Task:
Every entry should be copied exactly, with nothing added or dropped.

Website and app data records
[Start of Attachment]

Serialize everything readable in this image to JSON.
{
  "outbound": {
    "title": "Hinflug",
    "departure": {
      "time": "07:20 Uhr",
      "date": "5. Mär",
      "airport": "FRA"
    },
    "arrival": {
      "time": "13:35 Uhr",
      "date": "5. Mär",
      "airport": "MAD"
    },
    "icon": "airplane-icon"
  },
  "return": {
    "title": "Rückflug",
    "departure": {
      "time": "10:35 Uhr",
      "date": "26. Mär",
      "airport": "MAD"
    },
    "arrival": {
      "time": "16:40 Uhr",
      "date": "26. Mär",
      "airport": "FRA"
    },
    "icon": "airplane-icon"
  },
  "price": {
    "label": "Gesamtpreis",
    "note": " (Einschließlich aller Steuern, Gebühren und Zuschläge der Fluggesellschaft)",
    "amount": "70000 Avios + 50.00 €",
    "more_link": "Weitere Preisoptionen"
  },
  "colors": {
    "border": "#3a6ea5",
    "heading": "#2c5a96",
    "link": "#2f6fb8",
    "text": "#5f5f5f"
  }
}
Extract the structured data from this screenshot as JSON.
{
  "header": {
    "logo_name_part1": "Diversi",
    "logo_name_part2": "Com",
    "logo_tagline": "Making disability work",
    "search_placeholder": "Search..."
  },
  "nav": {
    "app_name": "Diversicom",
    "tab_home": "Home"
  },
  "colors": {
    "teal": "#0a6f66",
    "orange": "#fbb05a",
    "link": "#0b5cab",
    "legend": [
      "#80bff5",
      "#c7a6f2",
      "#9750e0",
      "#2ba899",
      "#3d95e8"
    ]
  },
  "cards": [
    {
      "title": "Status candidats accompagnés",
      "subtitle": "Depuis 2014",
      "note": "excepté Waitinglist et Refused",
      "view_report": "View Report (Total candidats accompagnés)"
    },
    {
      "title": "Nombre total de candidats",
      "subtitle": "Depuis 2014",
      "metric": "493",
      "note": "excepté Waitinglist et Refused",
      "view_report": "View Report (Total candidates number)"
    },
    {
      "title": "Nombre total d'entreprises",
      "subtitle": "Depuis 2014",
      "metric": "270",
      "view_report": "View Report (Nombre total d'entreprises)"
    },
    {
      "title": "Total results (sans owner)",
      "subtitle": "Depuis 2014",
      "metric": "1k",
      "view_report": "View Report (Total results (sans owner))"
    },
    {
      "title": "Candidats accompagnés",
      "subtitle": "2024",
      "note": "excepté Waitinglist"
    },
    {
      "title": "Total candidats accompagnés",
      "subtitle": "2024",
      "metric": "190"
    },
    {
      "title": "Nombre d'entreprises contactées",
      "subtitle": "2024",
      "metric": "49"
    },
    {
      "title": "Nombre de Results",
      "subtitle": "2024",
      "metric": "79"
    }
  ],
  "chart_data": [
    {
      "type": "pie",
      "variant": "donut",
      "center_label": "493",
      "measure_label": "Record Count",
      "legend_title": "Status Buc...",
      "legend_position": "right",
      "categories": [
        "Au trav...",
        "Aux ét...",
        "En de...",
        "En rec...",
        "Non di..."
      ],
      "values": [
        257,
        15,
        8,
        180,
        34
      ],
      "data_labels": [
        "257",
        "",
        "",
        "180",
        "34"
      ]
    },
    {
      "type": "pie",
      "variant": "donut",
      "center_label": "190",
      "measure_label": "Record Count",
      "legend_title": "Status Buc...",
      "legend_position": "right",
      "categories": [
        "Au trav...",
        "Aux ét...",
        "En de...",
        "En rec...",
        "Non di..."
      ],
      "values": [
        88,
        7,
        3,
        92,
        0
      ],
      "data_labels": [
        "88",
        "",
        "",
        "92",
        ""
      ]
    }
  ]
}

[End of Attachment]

Written response:
Serialize everything readable in this image to JSON.
{
  "outbound": {
    "title": "Hinflug",
    "departure": {
      "time": "07:20 Uhr",
      "date": "5. Mär",
      "airport": "FRA"
    },
    "arrival": {
      "time": "13:35 Uhr",
      "date": "5. Mär",
      "airport": "MAD"
    },
    "icon": "airplane-icon"
  },
  "return": {
    "title": "Rückflug",
    "departure": {
      "time": "10:35 Uhr",
      "date": "26. Mär",
      "airport": "MAD"
    },
    "arrival": {
      "time": "16:40 Uhr",
      "date": "26. Mär",
      "airport": "FRA"
    },
    "icon": "airplane-icon"
  },
  "price": {
    "label": "Gesamtpreis",
    "note": " (Einschließlich aller Steuern, Gebühren und Zuschläge der Fluggesellschaft)",
    "amount": "70000 Avios + 50.00 €",
    "more_link": "Weitere Preisoptionen"
  },
  "colors": {
    "border": "#3a6ea5",
    "heading": "#2c5a96",
    "link": "#2f6fb8",
    "text": "#5f5f5f"
  }
}
Extract the structured data from this screenshot as JSON.
{
  "header": {
    "logo_name_part1": "Diversi",
    "logo_name_part2": "Com",
    "logo_tagline": "Making disability work",
    "search_placeholder": "Search..."
  },
  "nav": {
    "app_name": "Diversicom",
    "tab_home": "Home"
  },
  "colors": {
    "teal": "#0a6f66",
    "orange": "#fbb05a",
    "link": "#0b5cab",
    "legend": [
      "#80bff5",
      "#c7a6f2",
      "#9750e0",
      "#2ba899",
      "#3d95e8"
    ]
  },
  "cards": [
    {
      "title": "Status candidats accompagnés",
      "subtitle": "Depuis 2014",
      "note": "excepté Waitinglist et Refused",
      "view_report": "View Report (Total candidats accompagnés)"
    },
    {
      "title": "Nombre total de candidats",
      "subtitle": "Depuis 2014",
      "metric": "493",
      "note": "excepté Waitinglist et Refused",
      "view_report": "View Report (Total candidates number)"
    },
    {
      "title": "Nombre total d'entreprises",
      "subtitle": "Depuis 2014",
      "metric": "270",
      "view_report": "View Report (Nombre total d'entreprises)"
    },
    {
      "title": "Total results (sans owner)",
      "subtitle": "Depuis 2014",
      "metric": "1k",
      "view_report": "View Report (Total results (sans owner))"
    },
    {
      "title": "Candidats accompagnés",
      "subtitle": "2024",
      "note": "excepté Waitinglist"
    },
    {
      "title": "Total candidats accompagnés",
      "subtitle": "2024",
      "metric": "190"
    },
    {
      "title": "Nombre d'entreprises contactées",
      "subtitle": "2024",
      "metric": "49"
    },
    {
      "title": "Nombre de Results",
      "subtitle": "2024",
      "metric": "79"
    }
  ],
  "chart_data": [
    {
      "type": "pie",
      "variant": "donut",
      "center_label": "493",
      "measure_label": "Record Count",
      "legend_title": "Status Buc...",
      "legend_position": "right",
      "categories": [
        "Au trav...",
        "Aux ét...",
        "En de...",
        "En rec...",
        "Non di..."
      ],
      "values": [
        257,
        15,
        8,
        180,
        34
      ],
      "data_labels": [
        "257",
        "",
        "",
        "180",
        "34"
      ]
    },
    {
      "type": "pie",
      "variant": "donut",
      "center_label": "190",
      "measure_label": "Record Count",
      "legend_title": "Status Buc...",
      "legend_position": "right",
      "categories": [
        "Au trav...",
        "Aux ét...",
        "En de...",
        "En rec...",
        "Non di..."
      ],
      "values": [
        88,
        7,
        3,
        92,
        0
      ],
      "data_labels": [
        "88",
        "",
        "",
        "92",
        ""
      ]
    }
  ]
}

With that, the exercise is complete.